-- Records shown --
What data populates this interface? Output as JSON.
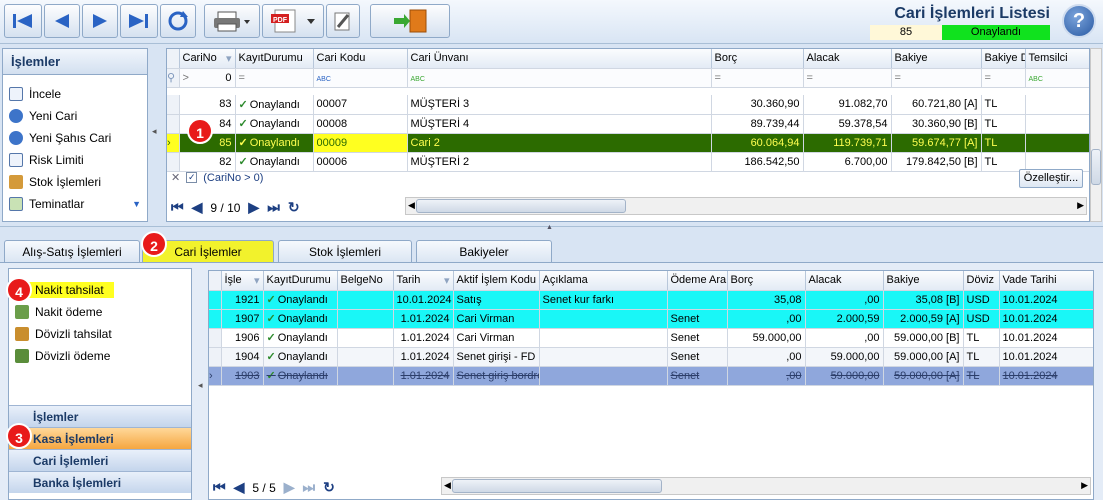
{
  "header": {
    "title": "Cari İşlemleri Listesi",
    "count": "85",
    "status": "Onaylandı",
    "help": "?"
  },
  "left_panel": {
    "title": "İşlemler",
    "items": [
      {
        "label": "İncele",
        "icon": "document-icon"
      },
      {
        "label": "Yeni Cari",
        "icon": "add-icon"
      },
      {
        "label": "Yeni Şahıs Cari",
        "icon": "add-icon"
      },
      {
        "label": "Risk Limiti",
        "icon": "document-icon"
      },
      {
        "label": "Stok İşlemleri",
        "icon": "boxes-icon"
      },
      {
        "label": "Teminatlar",
        "icon": "document-icon"
      }
    ]
  },
  "top_grid": {
    "columns": [
      "CariNo",
      "KayıtDurumu",
      "Cari Kodu",
      "Cari Ünvanı",
      "Borç",
      "Alacak",
      "Bakiye",
      "Bakiye D",
      "Temsilci"
    ],
    "filter_value": "0",
    "rows": [
      {
        "no": "83",
        "status": "Onaylandı",
        "code": "00007",
        "name": "MÜŞTERİ 3",
        "borc": "30.360,90",
        "alacak": "91.082,70",
        "bakiye": "60.721,80 [A]",
        "cur": "TL",
        "temsilci": ""
      },
      {
        "no": "84",
        "status": "Onaylandı",
        "code": "00008",
        "name": "MÜŞTERİ 4",
        "borc": "89.739,44",
        "alacak": "59.378,54",
        "bakiye": "30.360,90 [B]",
        "cur": "TL",
        "temsilci": ""
      },
      {
        "no": "85",
        "status": "Onaylandı",
        "code": "00009",
        "name": "Cari 2",
        "borc": "60.064,94",
        "alacak": "119.739,71",
        "bakiye": "59.674,77 [A]",
        "cur": "TL",
        "temsilci": ""
      },
      {
        "no": "82",
        "status": "Onaylandı",
        "code": "00006",
        "name": "MÜŞTERİ 2",
        "borc": "186.542,50",
        "alacak": "6.700,00",
        "bakiye": "179.842,50 [B]",
        "cur": "TL",
        "temsilci": ""
      }
    ],
    "filter_text": "(CariNo > 0)",
    "customize": "Özelleştir...",
    "pager": "9 / 10"
  },
  "tabs": [
    "Alış-Satış İşlemleri",
    "Cari İşlemler",
    "Stok İşlemleri",
    "Bakiyeler"
  ],
  "bottom_left": {
    "items": [
      "Nakit tahsilat",
      "Nakit ödeme",
      "Dövizli tahsilat",
      "Dövizli ödeme"
    ],
    "groups": [
      "İşlemler",
      "Kasa İşlemleri",
      "Cari İşlemleri",
      "Banka İşlemleri"
    ]
  },
  "bottom_grid": {
    "columns": [
      "İşle",
      "KayıtDurumu",
      "BelgeNo",
      "Tarih",
      "Aktif İşlem Kodu",
      "Açıklama",
      "Ödeme Araı",
      "Borç",
      "Alacak",
      "Bakiye",
      "Döviz",
      "Vade Tarihi"
    ],
    "rows": [
      {
        "no": "1921",
        "status": "Onaylandı",
        "belge": "",
        "tarih": "10.01.2024",
        "kod": "Satış",
        "aciklama": "Senet kur farkı",
        "odeme": "",
        "borc": "35,08",
        "alacak": ",00",
        "bakiye": "35,08 [B]",
        "doviz": "USD",
        "vade": "10.01.2024"
      },
      {
        "no": "1907",
        "status": "Onaylandı",
        "belge": "",
        "tarih": "1.01.2024",
        "kod": "Cari Virman",
        "aciklama": "",
        "odeme": "Senet",
        "borc": ",00",
        "alacak": "2.000,59",
        "bakiye": "2.000,59 [A]",
        "doviz": "USD",
        "vade": "10.01.2024"
      },
      {
        "no": "1906",
        "status": "Onaylandı",
        "belge": "",
        "tarih": "1.01.2024",
        "kod": "Cari Virman",
        "aciklama": "",
        "odeme": "Senet",
        "borc": "59.000,00",
        "alacak": ",00",
        "bakiye": "59.000,00 [B]",
        "doviz": "TL",
        "vade": "10.01.2024"
      },
      {
        "no": "1904",
        "status": "Onaylandı",
        "belge": "",
        "tarih": "1.01.2024",
        "kod": "Senet girişi - FD",
        "aciklama": "",
        "odeme": "Senet",
        "borc": ",00",
        "alacak": "59.000,00",
        "bakiye": "59.000,00 [A]",
        "doviz": "TL",
        "vade": "10.01.2024"
      },
      {
        "no": "1903",
        "status": "Onaylandı",
        "belge": "",
        "tarih": "1.01.2024",
        "kod": "Senet giriş bordro",
        "aciklama": "",
        "odeme": "Senet",
        "borc": ",00",
        "alacak": "59.000,00",
        "bakiye": "59.000,00 [A]",
        "doviz": "TL",
        "vade": "10.01.2024"
      }
    ],
    "pager": "5 / 5"
  },
  "badges": [
    "1",
    "2",
    "3",
    "4"
  ],
  "colors": {
    "selected_row": "#2c6b00",
    "highlight": "#ffff20",
    "cyan_row": "#19f7f7",
    "blue_row": "#8fa7dc",
    "status_green": "#10e21e"
  }
}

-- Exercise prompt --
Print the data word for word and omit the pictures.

-- Final answer --
What data populates this interface? Output as JSON.
{
  "header": {
    "title": "Cari İşlemleri Listesi",
    "count": "85",
    "status": "Onaylandı",
    "help": "?"
  },
  "left_panel": {
    "title": "İşlemler",
    "items": [
      {
        "label": "İncele",
        "icon": "document-icon"
      },
      {
        "label": "Yeni Cari",
        "icon": "add-icon"
      },
      {
        "label": "Yeni Şahıs Cari",
        "icon": "add-icon"
      },
      {
        "label": "Risk Limiti",
        "icon": "document-icon"
      },
      {
        "label": "Stok İşlemleri",
        "icon": "boxes-icon"
      },
      {
        "label": "Teminatlar",
        "icon": "document-icon"
      }
    ]
  },
  "top_grid": {
    "columns": [
      "CariNo",
      "KayıtDurumu",
      "Cari Kodu",
      "Cari Ünvanı",
      "Borç",
      "Alacak",
      "Bakiye",
      "Bakiye D",
      "Temsilci"
    ],
    "filter_value": "0",
    "rows": [
      {
        "no": "83",
        "status": "Onaylandı",
        "code": "00007",
        "name": "MÜŞTERİ 3",
        "borc": "30.360,90",
        "alacak": "91.082,70",
        "bakiye": "60.721,80 [A]",
        "cur": "TL",
        "temsilci": ""
      },
      {
        "no": "84",
        "status": "Onaylandı",
        "code": "00008",
        "name": "MÜŞTERİ 4",
        "borc": "89.739,44",
        "alacak": "59.378,54",
        "bakiye": "30.360,90 [B]",
        "cur": "TL",
        "temsilci": ""
      },
      {
        "no": "85",
        "status": "Onaylandı",
        "code": "00009",
        "name": "Cari 2",
        "borc": "60.064,94",
        "alacak": "119.739,71",
        "bakiye": "59.674,77 [A]",
        "cur": "TL",
        "temsilci": ""
      },
      {
        "no": "82",
        "status": "Onaylandı",
        "code": "00006",
        "name": "MÜŞTERİ 2",
        "borc": "186.542,50",
        "alacak": "6.700,00",
        "bakiye": "179.842,50 [B]",
        "cur": "TL",
        "temsilci": ""
      }
    ],
    "filter_text": "(CariNo > 0)",
    "customize": "Özelleştir...",
    "pager": "9 / 10"
  },
  "tabs": [
    "Alış-Satış İşlemleri",
    "Cari İşlemler",
    "Stok İşlemleri",
    "Bakiyeler"
  ],
  "bottom_left": {
    "items": [
      "Nakit tahsilat",
      "Nakit ödeme",
      "Dövizli tahsilat",
      "Dövizli ödeme"
    ],
    "groups": [
      "İşlemler",
      "Kasa İşlemleri",
      "Cari İşlemleri",
      "Banka İşlemleri"
    ]
  },
  "bottom_grid": {
    "columns": [
      "İşle",
      "KayıtDurumu",
      "BelgeNo",
      "Tarih",
      "Aktif İşlem Kodu",
      "Açıklama",
      "Ödeme Araı",
      "Borç",
      "Alacak",
      "Bakiye",
      "Döviz",
      "Vade Tarihi"
    ],
    "rows": [
      {
        "no": "1921",
        "status": "Onaylandı",
        "belge": "",
        "tarih": "10.01.2024",
        "kod": "Satış",
        "aciklama": "Senet kur farkı",
        "odeme": "",
        "borc": "35,08",
        "alacak": ",00",
        "bakiye": "35,08 [B]",
        "doviz": "USD",
        "vade": "10.01.2024"
      },
      {
        "no": "1907",
        "status": "Onaylandı",
        "belge": "",
        "tarih": "1.01.2024",
        "kod": "Cari Virman",
        "aciklama": "",
        "odeme": "Senet",
        "borc": ",00",
        "alacak": "2.000,59",
        "bakiye": "2.000,59 [A]",
        "doviz": "USD",
        "vade": "10.01.2024"
      },
      {
        "no": "1906",
        "status": "Onaylandı",
        "belge": "",
        "tarih": "1.01.2024",
        "kod": "Cari Virman",
        "aciklama": "",
        "odeme": "Senet",
        "borc": "59.000,00",
        "alacak": ",00",
        "bakiye": "59.000,00 [B]",
        "doviz": "TL",
        "vade": "10.01.2024"
      },
      {
        "no": "1904",
        "status": "Onaylandı",
        "belge": "",
        "tarih": "1.01.2024",
        "kod": "Senet girişi - FD",
        "aciklama": "",
        "odeme": "Senet",
        "borc": ",00",
        "alacak": "59.000,00",
        "bakiye": "59.000,00 [A]",
        "doviz": "TL",
        "vade": "10.01.2024"
      },
      {
        "no": "1903",
        "status": "Onaylandı",
        "belge": "",
        "tarih": "1.01.2024",
        "kod": "Senet giriş bordro",
        "aciklama": "",
        "odeme": "Senet",
        "borc": ",00",
        "alacak": "59.000,00",
        "bakiye": "59.000,00 [A]",
        "doviz": "TL",
        "vade": "10.01.2024"
      }
    ],
    "pager": "5 / 5"
  },
  "badges": [
    "1",
    "2",
    "3",
    "4"
  ],
  "colors": {
    "selected_row": "#2c6b00",
    "highlight": "#ffff20",
    "cyan_row": "#19f7f7",
    "blue_row": "#8fa7dc",
    "status_green": "#10e21e"
  }
}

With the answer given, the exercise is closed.